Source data
★ ★ ★ ★

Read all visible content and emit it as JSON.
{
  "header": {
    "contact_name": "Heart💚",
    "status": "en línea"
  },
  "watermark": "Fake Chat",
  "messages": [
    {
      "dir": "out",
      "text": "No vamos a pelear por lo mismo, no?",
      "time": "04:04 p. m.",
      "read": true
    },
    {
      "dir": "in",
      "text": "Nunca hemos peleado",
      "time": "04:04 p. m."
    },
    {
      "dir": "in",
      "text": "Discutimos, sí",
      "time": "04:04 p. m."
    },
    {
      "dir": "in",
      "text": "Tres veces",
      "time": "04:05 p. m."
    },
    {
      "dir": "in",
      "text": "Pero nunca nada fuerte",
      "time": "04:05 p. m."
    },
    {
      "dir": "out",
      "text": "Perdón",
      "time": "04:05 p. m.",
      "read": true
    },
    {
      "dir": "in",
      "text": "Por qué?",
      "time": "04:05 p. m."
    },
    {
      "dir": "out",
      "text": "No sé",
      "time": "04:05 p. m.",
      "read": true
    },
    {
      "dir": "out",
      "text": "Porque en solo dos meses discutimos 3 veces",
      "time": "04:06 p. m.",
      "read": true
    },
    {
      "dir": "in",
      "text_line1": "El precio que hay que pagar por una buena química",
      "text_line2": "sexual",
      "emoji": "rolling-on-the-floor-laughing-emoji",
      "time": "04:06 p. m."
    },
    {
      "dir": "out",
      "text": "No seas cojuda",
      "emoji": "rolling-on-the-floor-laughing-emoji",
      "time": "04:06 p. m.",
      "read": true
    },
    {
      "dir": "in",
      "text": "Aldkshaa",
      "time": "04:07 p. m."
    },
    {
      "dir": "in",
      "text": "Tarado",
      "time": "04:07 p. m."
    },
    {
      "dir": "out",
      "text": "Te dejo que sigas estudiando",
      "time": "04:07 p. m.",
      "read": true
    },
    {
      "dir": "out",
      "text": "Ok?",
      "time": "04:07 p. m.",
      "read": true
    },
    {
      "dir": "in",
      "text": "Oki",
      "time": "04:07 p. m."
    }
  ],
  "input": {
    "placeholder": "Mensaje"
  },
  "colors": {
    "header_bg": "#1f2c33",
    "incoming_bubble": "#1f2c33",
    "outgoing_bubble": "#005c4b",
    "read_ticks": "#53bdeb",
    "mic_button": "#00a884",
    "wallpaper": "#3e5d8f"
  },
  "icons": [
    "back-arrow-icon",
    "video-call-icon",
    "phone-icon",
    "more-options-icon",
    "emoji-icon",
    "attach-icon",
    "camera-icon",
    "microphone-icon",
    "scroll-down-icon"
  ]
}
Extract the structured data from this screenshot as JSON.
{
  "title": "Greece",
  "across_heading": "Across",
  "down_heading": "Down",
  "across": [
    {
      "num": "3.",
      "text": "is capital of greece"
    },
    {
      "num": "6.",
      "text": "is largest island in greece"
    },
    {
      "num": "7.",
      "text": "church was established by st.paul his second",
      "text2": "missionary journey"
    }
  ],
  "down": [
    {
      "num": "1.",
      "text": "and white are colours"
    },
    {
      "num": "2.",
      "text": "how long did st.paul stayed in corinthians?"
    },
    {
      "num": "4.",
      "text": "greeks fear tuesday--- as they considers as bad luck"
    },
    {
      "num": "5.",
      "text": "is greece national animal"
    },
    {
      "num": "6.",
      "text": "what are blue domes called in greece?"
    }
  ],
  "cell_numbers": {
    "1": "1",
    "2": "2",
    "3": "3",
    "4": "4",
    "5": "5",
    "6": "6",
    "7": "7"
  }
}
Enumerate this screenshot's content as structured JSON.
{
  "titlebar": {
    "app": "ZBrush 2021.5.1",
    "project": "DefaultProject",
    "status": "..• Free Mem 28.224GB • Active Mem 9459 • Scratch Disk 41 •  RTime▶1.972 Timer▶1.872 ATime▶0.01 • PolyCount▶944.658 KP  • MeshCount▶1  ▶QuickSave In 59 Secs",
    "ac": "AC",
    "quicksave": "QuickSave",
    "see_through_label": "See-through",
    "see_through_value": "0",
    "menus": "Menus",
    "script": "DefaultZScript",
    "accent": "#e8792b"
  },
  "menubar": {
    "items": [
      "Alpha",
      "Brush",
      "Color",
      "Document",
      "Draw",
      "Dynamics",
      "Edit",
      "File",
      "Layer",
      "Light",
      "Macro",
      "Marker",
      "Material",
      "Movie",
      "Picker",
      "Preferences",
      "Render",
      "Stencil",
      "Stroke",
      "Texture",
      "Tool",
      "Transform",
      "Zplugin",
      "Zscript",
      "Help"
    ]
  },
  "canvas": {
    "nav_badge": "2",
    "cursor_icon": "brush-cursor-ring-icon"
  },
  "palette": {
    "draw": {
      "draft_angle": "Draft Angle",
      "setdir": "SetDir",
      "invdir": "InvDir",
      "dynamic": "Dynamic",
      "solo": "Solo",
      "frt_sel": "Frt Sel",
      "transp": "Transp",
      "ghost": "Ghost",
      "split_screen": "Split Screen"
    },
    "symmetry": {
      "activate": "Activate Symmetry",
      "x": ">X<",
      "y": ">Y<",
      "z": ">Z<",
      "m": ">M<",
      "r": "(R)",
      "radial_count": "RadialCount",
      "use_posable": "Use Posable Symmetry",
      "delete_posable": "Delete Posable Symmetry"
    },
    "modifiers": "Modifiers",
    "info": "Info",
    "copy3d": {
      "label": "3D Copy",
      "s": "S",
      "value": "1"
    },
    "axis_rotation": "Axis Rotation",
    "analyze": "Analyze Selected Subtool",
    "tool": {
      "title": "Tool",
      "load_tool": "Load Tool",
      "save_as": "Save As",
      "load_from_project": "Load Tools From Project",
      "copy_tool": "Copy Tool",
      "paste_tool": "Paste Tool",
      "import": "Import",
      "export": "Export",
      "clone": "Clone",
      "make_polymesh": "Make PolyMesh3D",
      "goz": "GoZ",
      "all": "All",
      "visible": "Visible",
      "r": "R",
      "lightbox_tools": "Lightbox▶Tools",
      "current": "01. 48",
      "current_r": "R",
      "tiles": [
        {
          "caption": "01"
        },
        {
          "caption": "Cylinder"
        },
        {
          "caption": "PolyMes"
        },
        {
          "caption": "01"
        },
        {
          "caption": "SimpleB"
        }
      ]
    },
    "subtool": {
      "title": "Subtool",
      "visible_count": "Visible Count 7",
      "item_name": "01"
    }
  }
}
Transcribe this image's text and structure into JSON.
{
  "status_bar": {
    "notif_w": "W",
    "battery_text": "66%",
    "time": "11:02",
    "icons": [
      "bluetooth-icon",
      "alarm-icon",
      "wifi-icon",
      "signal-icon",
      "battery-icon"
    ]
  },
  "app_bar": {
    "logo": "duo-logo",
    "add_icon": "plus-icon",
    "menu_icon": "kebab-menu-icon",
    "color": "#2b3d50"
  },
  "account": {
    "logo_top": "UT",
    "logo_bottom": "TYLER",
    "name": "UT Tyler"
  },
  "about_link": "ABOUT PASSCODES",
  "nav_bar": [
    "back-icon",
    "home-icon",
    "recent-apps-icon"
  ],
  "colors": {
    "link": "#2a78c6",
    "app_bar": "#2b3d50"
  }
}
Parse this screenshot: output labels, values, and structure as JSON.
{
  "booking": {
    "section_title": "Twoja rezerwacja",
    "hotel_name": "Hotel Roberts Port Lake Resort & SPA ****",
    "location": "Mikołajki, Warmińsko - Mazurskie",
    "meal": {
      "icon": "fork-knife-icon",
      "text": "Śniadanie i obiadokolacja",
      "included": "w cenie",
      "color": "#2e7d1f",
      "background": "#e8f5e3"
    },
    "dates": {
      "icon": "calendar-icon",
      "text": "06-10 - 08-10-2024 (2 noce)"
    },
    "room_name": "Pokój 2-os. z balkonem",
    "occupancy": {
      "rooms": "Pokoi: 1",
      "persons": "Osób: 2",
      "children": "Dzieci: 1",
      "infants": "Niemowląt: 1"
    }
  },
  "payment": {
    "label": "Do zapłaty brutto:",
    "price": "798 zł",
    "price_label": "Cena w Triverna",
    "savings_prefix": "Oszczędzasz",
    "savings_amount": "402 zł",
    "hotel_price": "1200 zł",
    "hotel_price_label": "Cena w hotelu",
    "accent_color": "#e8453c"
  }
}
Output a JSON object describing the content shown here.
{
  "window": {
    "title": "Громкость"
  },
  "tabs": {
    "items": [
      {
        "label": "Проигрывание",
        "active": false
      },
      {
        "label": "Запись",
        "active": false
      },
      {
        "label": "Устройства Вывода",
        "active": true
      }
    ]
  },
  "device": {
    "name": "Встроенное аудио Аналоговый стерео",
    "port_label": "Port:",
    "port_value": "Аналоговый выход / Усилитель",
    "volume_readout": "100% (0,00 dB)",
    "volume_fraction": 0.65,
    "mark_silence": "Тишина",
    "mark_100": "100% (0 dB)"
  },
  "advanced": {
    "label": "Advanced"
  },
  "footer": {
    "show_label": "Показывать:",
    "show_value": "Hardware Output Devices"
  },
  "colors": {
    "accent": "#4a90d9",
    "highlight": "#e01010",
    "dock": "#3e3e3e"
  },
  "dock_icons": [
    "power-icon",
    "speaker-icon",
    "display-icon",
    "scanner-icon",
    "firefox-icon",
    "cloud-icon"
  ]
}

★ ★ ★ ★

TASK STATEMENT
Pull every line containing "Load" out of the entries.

EXERCISE RESPONSE
      "load_tool": "Load Tool",
      "load_from_project": "Load Tools From Project",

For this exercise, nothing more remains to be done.